We took an unaccompanied tour of the chateau, which allowed us to meander through the sumptuous rooms at our own pace. Unlike the more famous Palace of Versailles, all rooms open to the public at Fontainebleau are fully furnished. This is thanks to Napoleon I, who laid his imperial claim to the place and had it refurnished after the French Revolution (during which, sadly, everything of value was sold at auction). Fittingly, our tour began with the Napoleon I Museum, a series of room overflowing with items used by the emperor and his family.
From there we got a sneak peak of the breathtaking Chapel of the Trinity before heading into the aptly named Grand Apartments. This was the main living area of the palace, consisting of bedrooms and boudoirs, parlors and offices. The ballroom and Napoleon’s throne are also located here. One of the most impressive rooms is the Francois I Gallery, a Renaissance masterpiece that gives the Versailles Hall of Mirrors a serious run for its money! Designed for the king’s private use, it’s said that Francois wore the gallery’s door key around his neck.
I gave an audible gasp when I came upon the Diana Gallery, a corridor originally designed for the queen’s promenade. The ceiling is painted with scenes of Diana, goddess of the hunt, while the walls are lined with oh so many books; Napoleon III had the gallery converted into a library in the 19th century.
The queen’s bedchamber and salon was used by every ruling wife from Queen Marie de Medici to Empress Eugenie. The unfortunate Marie Antoinette had the room redecorated to her tastes in 1786, but her lavish new bed didn’t arrive until after she had been executed. Pity! Napoleon’s wives put it to good use in her stead.
Many important events in French and world history took place within Fontainebleau, including royal births, baptisms and marriage arrangements. Edicts were issued and peace treaties signed. Much of sovereign Europe passed through the palace; famous guests include the Archbishop of Canterbury, King James V of Scotland, Holy Roman Emperor Charles V, Czar Peter the Great, and Queen Christina of Sweden, who reportedly had her lover killed on the premises while King Louis XIV looked the other way. Kind of him, no?
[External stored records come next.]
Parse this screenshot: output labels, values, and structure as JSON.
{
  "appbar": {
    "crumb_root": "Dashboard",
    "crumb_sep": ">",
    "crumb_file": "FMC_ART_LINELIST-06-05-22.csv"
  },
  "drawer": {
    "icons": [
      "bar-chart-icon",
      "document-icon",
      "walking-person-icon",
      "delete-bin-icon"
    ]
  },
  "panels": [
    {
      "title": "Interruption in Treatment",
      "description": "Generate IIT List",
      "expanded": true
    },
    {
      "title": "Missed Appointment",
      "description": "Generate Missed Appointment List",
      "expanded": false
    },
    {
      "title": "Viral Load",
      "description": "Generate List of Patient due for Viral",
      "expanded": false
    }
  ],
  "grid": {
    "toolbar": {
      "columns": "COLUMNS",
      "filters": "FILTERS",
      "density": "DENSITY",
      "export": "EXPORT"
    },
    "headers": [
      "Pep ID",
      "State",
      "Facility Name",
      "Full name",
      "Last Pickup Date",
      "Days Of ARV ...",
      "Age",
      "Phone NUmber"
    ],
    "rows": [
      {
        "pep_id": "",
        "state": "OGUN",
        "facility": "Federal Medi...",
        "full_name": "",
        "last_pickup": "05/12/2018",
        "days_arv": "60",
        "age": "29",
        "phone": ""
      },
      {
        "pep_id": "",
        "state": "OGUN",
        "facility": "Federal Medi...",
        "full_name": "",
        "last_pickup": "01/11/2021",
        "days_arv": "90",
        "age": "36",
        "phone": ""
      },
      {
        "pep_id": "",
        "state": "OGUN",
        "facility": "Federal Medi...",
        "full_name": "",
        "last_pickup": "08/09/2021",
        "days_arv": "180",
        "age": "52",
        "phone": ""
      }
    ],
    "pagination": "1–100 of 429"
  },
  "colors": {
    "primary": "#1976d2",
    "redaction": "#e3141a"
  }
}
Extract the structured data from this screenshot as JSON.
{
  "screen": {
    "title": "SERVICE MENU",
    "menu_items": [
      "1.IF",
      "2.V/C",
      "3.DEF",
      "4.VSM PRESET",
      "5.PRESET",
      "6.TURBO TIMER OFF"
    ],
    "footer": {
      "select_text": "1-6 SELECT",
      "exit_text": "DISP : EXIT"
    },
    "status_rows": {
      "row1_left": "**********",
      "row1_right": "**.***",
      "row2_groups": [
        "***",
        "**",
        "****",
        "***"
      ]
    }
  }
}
Pope Pius VII stopped at Fontainebleau on his way to Paris to crown Napoleon Emperor of France. The Pope was later arrested and imprisoned at the palace for two years, while Napoleon abdicated the throne from the palace a short time later.
The gardens are the one area where Fontainebleau falls short of Versailles. Each successive monarch made alterations to the layout and, the more I read, the more disheartened I become. King Henry IV and his wife, Catherine de Medici, took the most care, designing beautifully planted flower gardens in the French and Italian renaissance styles. Sixty years later, Louis XIV had Henry’s hanging garden destroyed when he added a wing to the palace. Then Napoleon came along and swept it all away, as he favored open landscapes.
For reasons that escape me, the Chateau de Fontainebleau receives just 300,000 visitors annually – compared to over seven and a half million at Versailles! At times, it felt as though we had the palace all to ourselves. There was nary a flag-wielding tour guide with head-set wearing entourage to disturb our peaceful reverie, as opposed to the never ending stream that pushed past us at Versailles. Why do tour groups shun Fontainebleau, even though its opulent, furnished rooms are more visually pleasing? I’m not sure, but the gardens could play a part. You can read my blog post on Versailles here and compare the two and decide for yourself.
Have you been to Fontainebleau and/or Versailles? Do you have a favorite?
If you only had time to visit one, which would you choose?